Investigate the smallest number of moves it takes to turn these mats upside-down if you can only turn exactly three at a time.

Hover your mouse over the counters to see which ones will be removed. Click to remover them. The winner is the last one to remove a counter. How you can make sure you win?

Can you spot the similarities between this game and other games you know? The aim is to choose 3 numbers that total 15.

A game for 2 people that everybody knows. You can play with a friend or online. If you play correctly you never lose!

Use the Cuisenaire rods environment to investigate ratio. Can you find pairs of rods in the ratio 3:2? How about 9:6?

There are nine teddies in Teddy Town - three red, three blue and three yellow. There are also nine houses, three of each colour. Can you put them on the map of Teddy Town according to the rules?

This problem is based on a code using two different prime numbers less than 10. You'll need to multiply them together and shift the alphabet forwards by the result. Can you decipher the code?

These formulae are often quoted, but rarely proved. In this article, we derive the formulae for the volumes of a square-based pyramid and a cone, using relatively simple mathematical concepts.

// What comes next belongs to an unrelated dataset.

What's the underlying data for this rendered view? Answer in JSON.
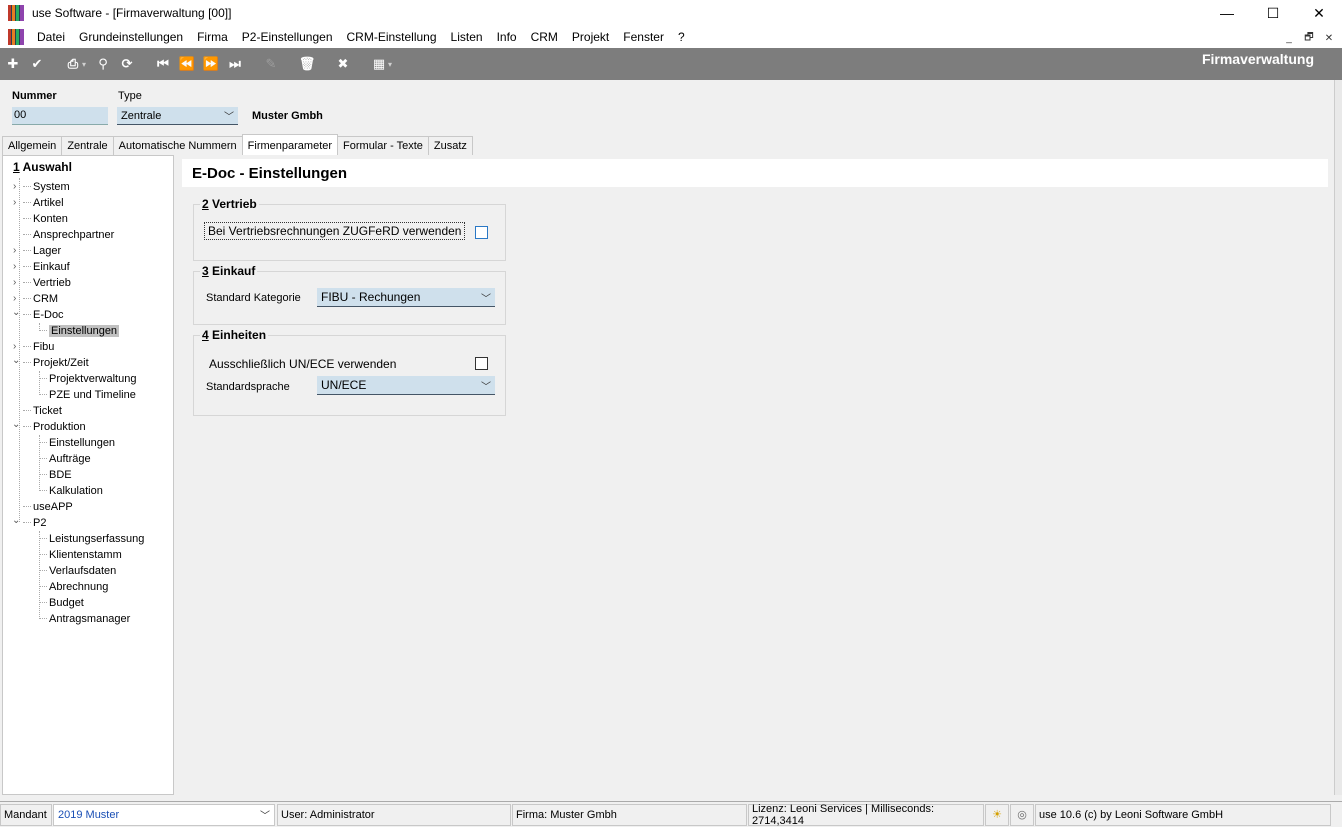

What are the coordinates of the coloured dots that mark out the tangram? Try changing the position of the origin. What happens to the coordinates now?

Exchange the positions of the two sets of counters in the least possible number of moves

An interactive activity for one to experiment with a tricky tessellation

Start with any number of counters in any number of piles. 2 players take it in turns to remove any number of counters from a single pile. The winner is the player to take the last counter.

Investigate how the four L-shapes fit together to make an enlarged L-shape. You could explore this idea with other shapes too.

A game for 2 people that can be played on line or with pens and paper. Combine your knowledege of coordinates with your skills of strategic thinking.

An interactive game for 1 person. You are given a rectangle with 50 squares on it. Roll the dice to get a percentage between 2 and 100. How many squares is this? Keep going until you get 100. . . .

A game to be played against the computer, or in groups. Pick a 7-digit number. A random digit is generated. What must you subract to remove the digit from your number? the first to zero wins.

Use the interactivity to find all the different right-angled triangles you can make by just moving one corner of the starting triangle.

Try to stop your opponent from being able to split the piles of counters into unequal numbers. Can you find a strategy?

Watch this film carefully. Can you find a general rule for explaining when the dot will be this same distance from the horizontal axis?

Ahmed has some wooden planks to use for three sides of a rabbit run against the shed. What quadrilaterals would he be able to make with the planks of different lengths?

Can you find a relationship between the number of dots on the circle and the number of steps that will ensure that all points are hit?

Work out how to light up the single light. What's the rule?